Another erasure Plastic seeks to redress is the suffering of nonwhite peoples around the world in the name of technological “progress.” The book tells an absorbing people’s history of U.S. nuclear testing in the Marshall Islands, enumerating a litany of horrors wrought upon the Marshallese people by the bombs’ lingering radiation. There’s also a trenchant, many-part exposé of the disproportionate impacts of plastic industry pollution on people of color, the research for which came from multiple trips to regions where majority nonwhite communities have long been living in toxic stews of industrial waste. Cobb also poignantly criticizes a museum she visited on one of her trips—one financed by an egregious industrial polluter—for its scant inclusion of women and minorities.
The information Cobb relays about the extent and harms of plastic pollution is alternately amazing and harrowing. We learn that the human population discards nearly its own weight in plastic each year, and that this plastic has so thoroughly permeated the environment that each of us now ingests a credit card’s weight in microplastics each week. As with radioactive fallout from atom bomb tests and nuclear power plant accidents, there is now plastic fallout in every corner of the planet. Microplastic is raining down from the sky, and scientists have found it everywhere from remote mountaintops to human placentas. We still have little idea of the long-term implications of all this for our species or the countless species on which our survival depends.
The steady accumulation of plastic in our bodies is, in Cobb’s view, turning us all into a new type of being, one that is part human and part plastic. Indeed, it is because Cobb perceives herself as part plastic that she feels a kinship with the car part and refers to this book as an autobiography of plastic. Nor does she believe it is solely her autobiography; she feels it could just as easily be that of any other life form, due to the universality of this fusing of living matter and plastic. “Anything alive could write this book,” she insists.
In the closing chapter, we learn what came of Cobb’s sleuthing into the origins of the Odyssey fender liner. Having determined its approximate year, having contacted the man who designed it (who declined to comment on its environmental implications) and having identified the plant that manufactured it, she travels to the plant with the car part, her daughter and partner in tow. They enter the premises under the pretense of a tour, but really they’re intent on relinquishing custody of the car part to their tour guide so it can be recycled. This is, after all, a “zero-waste” plant, Cobb reminds their flustered guide in a nice bit of Michael Moore-esque theater.
Something you won’t find in Plastic is a tacked-on, obligatory plug for solutions to our plastic crisis, for Cobb is enough of a realist to doubt our current society’s capacity for such solutions.
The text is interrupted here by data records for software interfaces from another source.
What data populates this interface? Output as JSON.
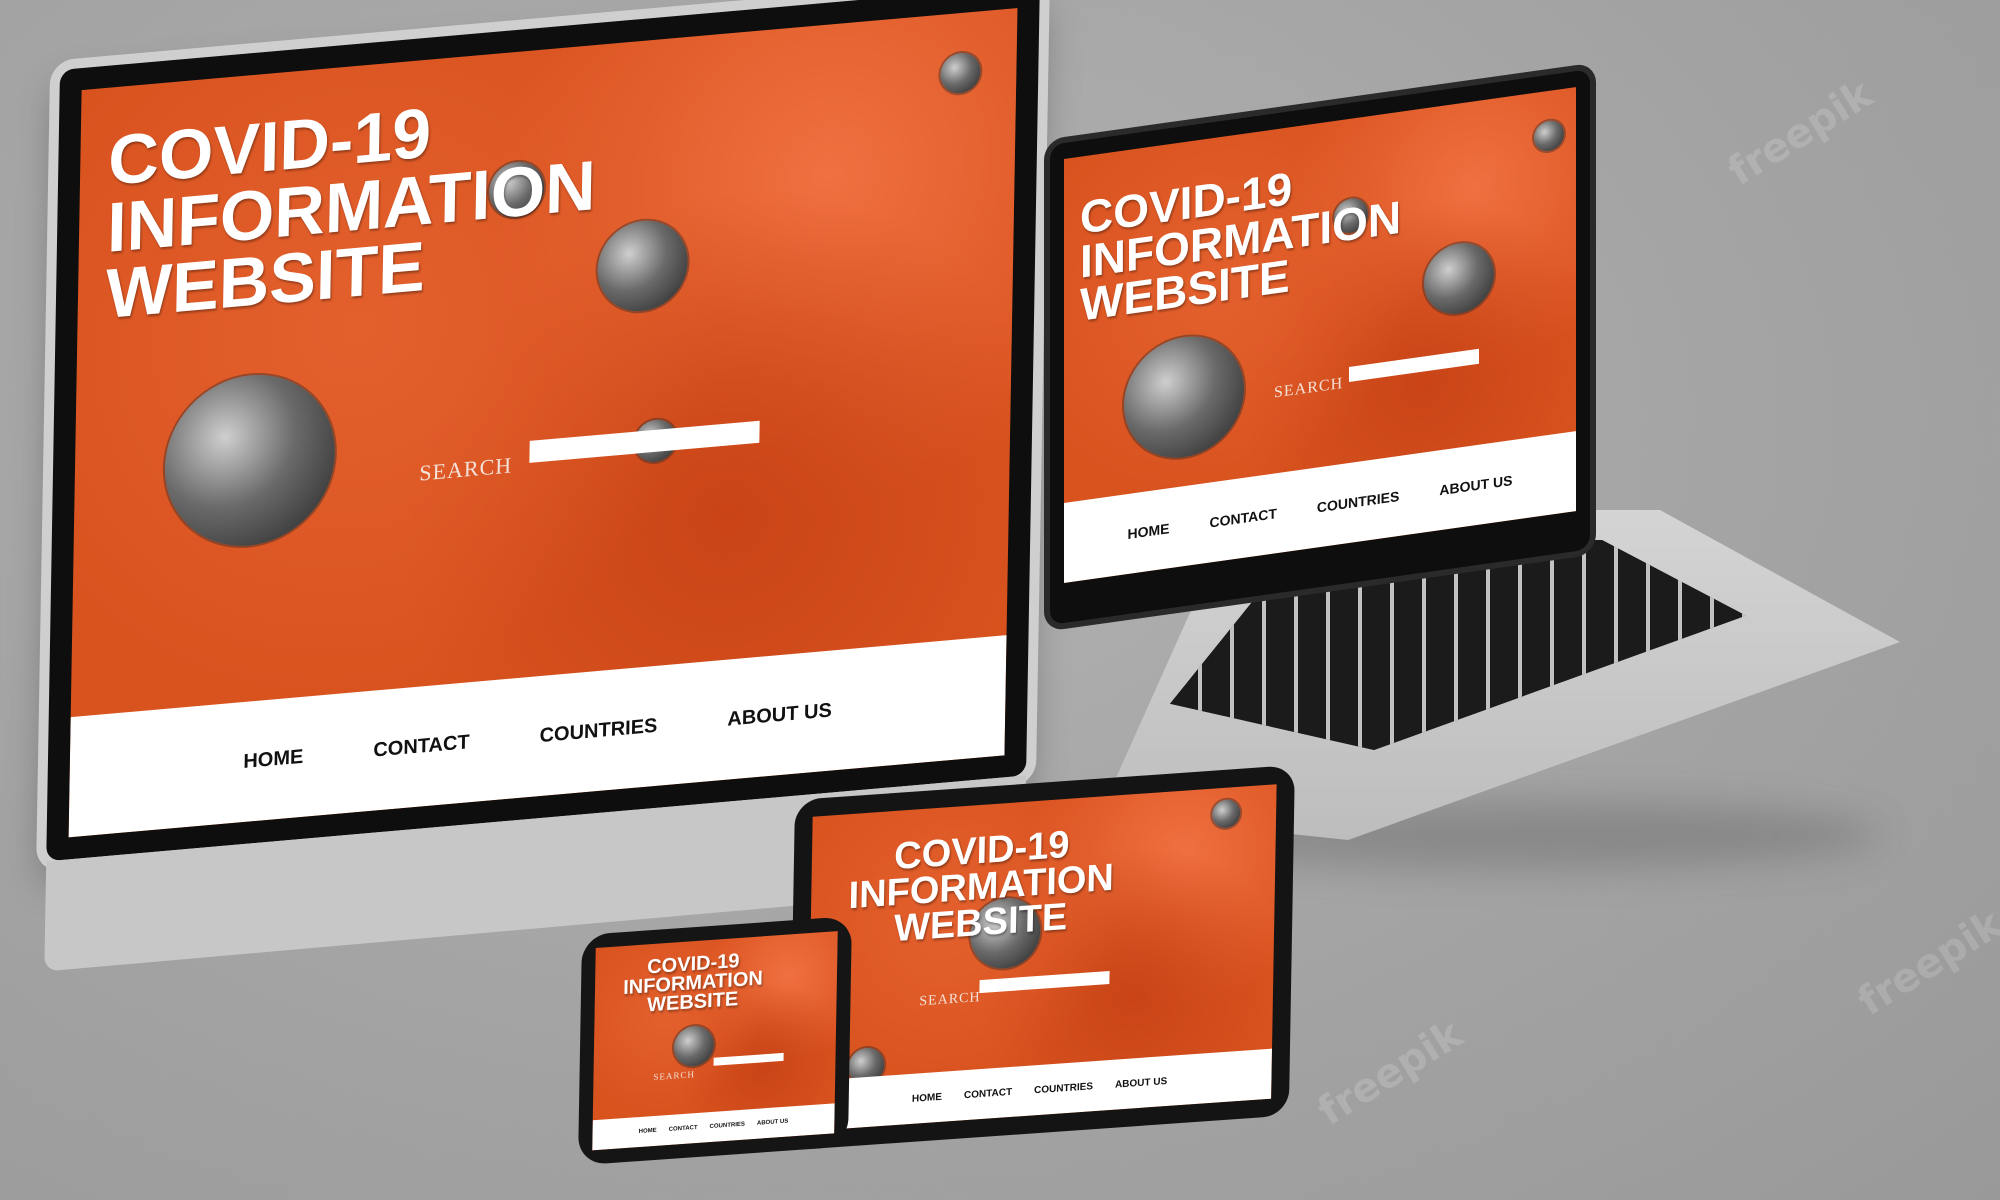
{
  "site": {
    "title_lines": [
      "COVID-19",
      "INFORMATION",
      "WEBSITE"
    ],
    "search_label": "SEARCH",
    "search_value": "",
    "nav": [
      "HOME",
      "CONTACT",
      "COUNTRIES",
      "ABOUT US"
    ]
  },
  "watermark": "freepik",
  "colors": {
    "accent": "#d9531f",
    "background": "#a6a6a6",
    "navbar": "#ffffff",
    "device_frame": "#0e0e0e"
  },
  "icons": [
    "virus-icon"
  ]
}
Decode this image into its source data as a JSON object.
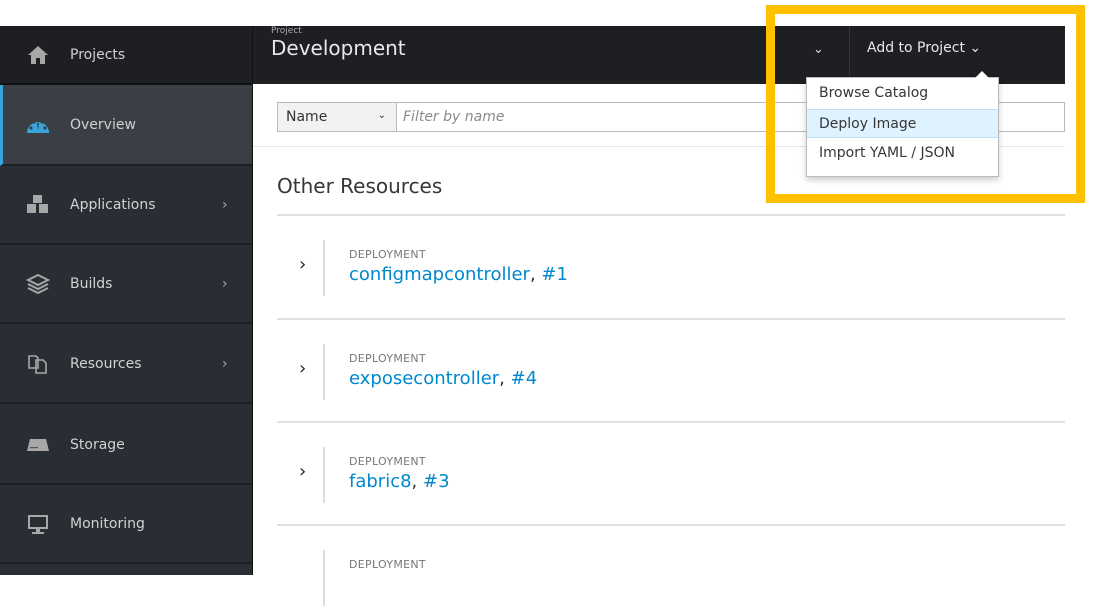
{
  "sidebar": {
    "items": [
      {
        "label": "Projects",
        "icon": "home-icon"
      },
      {
        "label": "Overview",
        "icon": "dashboard-icon"
      },
      {
        "label": "Applications",
        "icon": "cubes-icon",
        "has_submenu": true
      },
      {
        "label": "Builds",
        "icon": "builds-icon",
        "has_submenu": true
      },
      {
        "label": "Resources",
        "icon": "resources-icon",
        "has_submenu": true
      },
      {
        "label": "Storage",
        "icon": "storage-icon"
      },
      {
        "label": "Monitoring",
        "icon": "monitor-icon"
      }
    ],
    "active": "Overview"
  },
  "header": {
    "project_label": "Project",
    "project_name": "Development",
    "add_to_project": "Add to Project"
  },
  "add_menu": {
    "items": [
      "Browse Catalog",
      "Deploy Image",
      "Import YAML / JSON"
    ],
    "highlighted": "Deploy Image"
  },
  "filter": {
    "selected": "Name",
    "placeholder": "Filter by name"
  },
  "section": {
    "title": "Other Resources"
  },
  "resources": [
    {
      "kind": "DEPLOYMENT",
      "name": "configmapcontroller",
      "rev": "#1"
    },
    {
      "kind": "DEPLOYMENT",
      "name": "exposecontroller",
      "rev": "#4"
    },
    {
      "kind": "DEPLOYMENT",
      "name": "fabric8",
      "rev": "#3"
    },
    {
      "kind": "DEPLOYMENT"
    }
  ],
  "colors": {
    "accent": "#0088ce",
    "highlight": "#ffc000",
    "nav_active": "#39a5dc"
  }
}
Instead, the book’s ending lingers on the unresolved fate of that unrecyclable car part, which represents the fate of nearly all plastic produced up to now. No matter how long Cobb tries to keep it safely tucked by her bedside, one can’t escape the feeling that one day, generations from now, it will be spewing its toxic contents into the environment in some landfill or the ocean.
Photo: Plastic Pollution covering Accra beach in Ghana (2018) by Muntaka Chasant via Wikimedia Commons https://commons.wikimedia.org/wiki/File:Plastic_Pollution_in_Ghana.jpg